      Total, Small Business Administration.........................         729,738          985,439          955,387         +225,649          -30,052

                    United States Postal Service

Payment to the Postal Service Fund.................................          11,776   ...............  ...............         -11,776   ...............
    Advance appropriations.........................................          74,905           78,153           78,153           +3,248   ...............
                                                                    ------------------------------------------------------------------------------------
      Total, Payment to the Postal Service Fund....................          86,681           78,153           78,153           -8,528   ...............

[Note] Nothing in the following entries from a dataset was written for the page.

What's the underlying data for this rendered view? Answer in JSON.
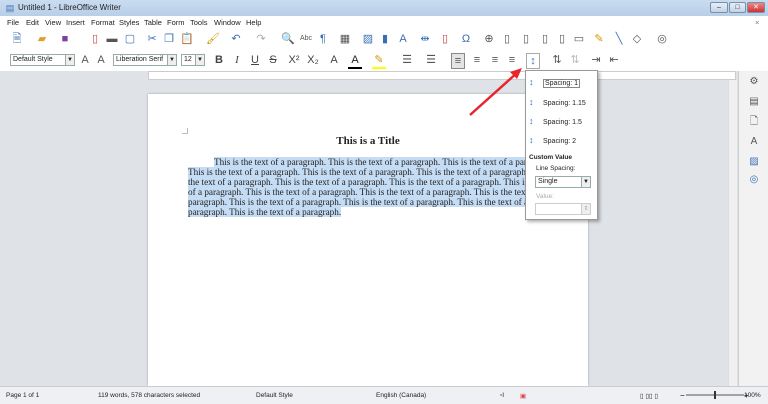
{
  "window": {
    "title": "Untitled 1 - LibreOffice Writer",
    "min": "–",
    "max": "□",
    "close": "✕"
  },
  "menu": [
    "File",
    "Edit",
    "View",
    "Insert",
    "Format",
    "Styles",
    "Table",
    "Form",
    "Tools",
    "Window",
    "Help"
  ],
  "toolbar": {
    "paragraph_style": "Default Style",
    "font_name": "Liberation Serif",
    "font_size": "12"
  },
  "document": {
    "title": "This is a Title",
    "lines": [
      "This is the text of a paragraph.  This is the text of a paragraph.  This is the text of a paragraph.",
      "This is the text of a paragraph.  This is the text of a paragraph.  This is the text of a paragraph.  This is",
      "the text of a paragraph.  This is the text of a paragraph.  This is the text of a paragraph.  This is the text",
      "of a paragraph.  This is the text of a paragraph.  This is the text of a paragraph.  This is the text of a",
      "paragraph.  This is the text of a paragraph.  This is the text of a paragraph.  This is the text of a",
      "paragraph.  This is the text of a paragraph."
    ]
  },
  "spacing_menu": {
    "options": [
      "Spacing: 1",
      "Spacing: 1.15",
      "Spacing: 1.5",
      "Spacing: 2"
    ],
    "custom_header": "Custom Value",
    "line_spacing_label": "Line Spacing:",
    "line_spacing_value": "Single",
    "value_label": "Value:",
    "value": ""
  },
  "status": {
    "page": "Page 1 of 1",
    "words": "119 words, 578 characters selected",
    "style": "Default Style",
    "language": "English (Canada)",
    "zoom": "100%"
  },
  "colors": {
    "selection": "#c5dcf5",
    "annotation_arrow": "#e8242c",
    "accent": "#3a6fb5"
  }
}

Office of Inspector General........................................         243,908          244,397          241,468           -2,440           -2,929
                                                                    ------------------------------------------------------------------------------------
      Total, United States Postal Service..........................         330,589          322,550          319,621          -10,968           -2,929

United States Tax Court............................................          51,989           59,996           51,469             -520           -8,527
                                                                    ====================================================================================
      Total, title V, Independent Agencies.........................      23,279,268       25,936,574       24,149,163         +869,895       -1,787,411
          Appropriations...........................................     (23,234,061)     (25,858,421)     (23,909,308)       (+675,247)     (-1,949,113)
          Rescissions..............................................        (-29,698)  ...............         (-5,598)        (+24,100)         (-5,598)
          Disaster relief category.................................  ...............  ...............        (167,300)       (+167,300)       (+167,300)
          Advances.................................................         (74,905)         (78,153)         (78,153)         (+3,248)  ...............
          (by transfer)............................................         (42,942)         (45,261)         (45,261)         (+2,319)  ...............
      (Mandatory)..................................................     (20,593,000)     (20,893,000)     (20,893,000)       (+300,000)  ...............
      (Discretionary)..............................................      (2,686,268)      (5,043,574)      (3,256,163)       (+569,895)     (-1,787,411)
                                                                    ====================================================================================

                    TITLE VI--GENERAL PROVISIONS
Mandatory appropriations (Sec. 628)................................  ...............  ...............  ...............  ...............  ...............

Grand total........................................................      44,688,058       48,726,741       44,640,384          -47,674       -4,086,357
    Appropriations.................................................     (45,047,851)     (49,259,916)     (45,161,857)       (+114,006)     (-4,098,059)
    Rescissions....................................................       (-434,698)       (-611,328)       (-766,926)       (-332,228)       (-155,598)
    Disaster relief category.......................................  ...............  ...............        (167,300)       (+167,300)       (+167,300)
    Advances.......................................................         (74,905)         (78,153)         (78,153)         (+3,248)  ...............
    (by transfer)..................................................         (42,942)         (45,261)         (45,261)         (+2,319)  ...............
--------------------------------------------------------------------------------------------------------------------------------------------------------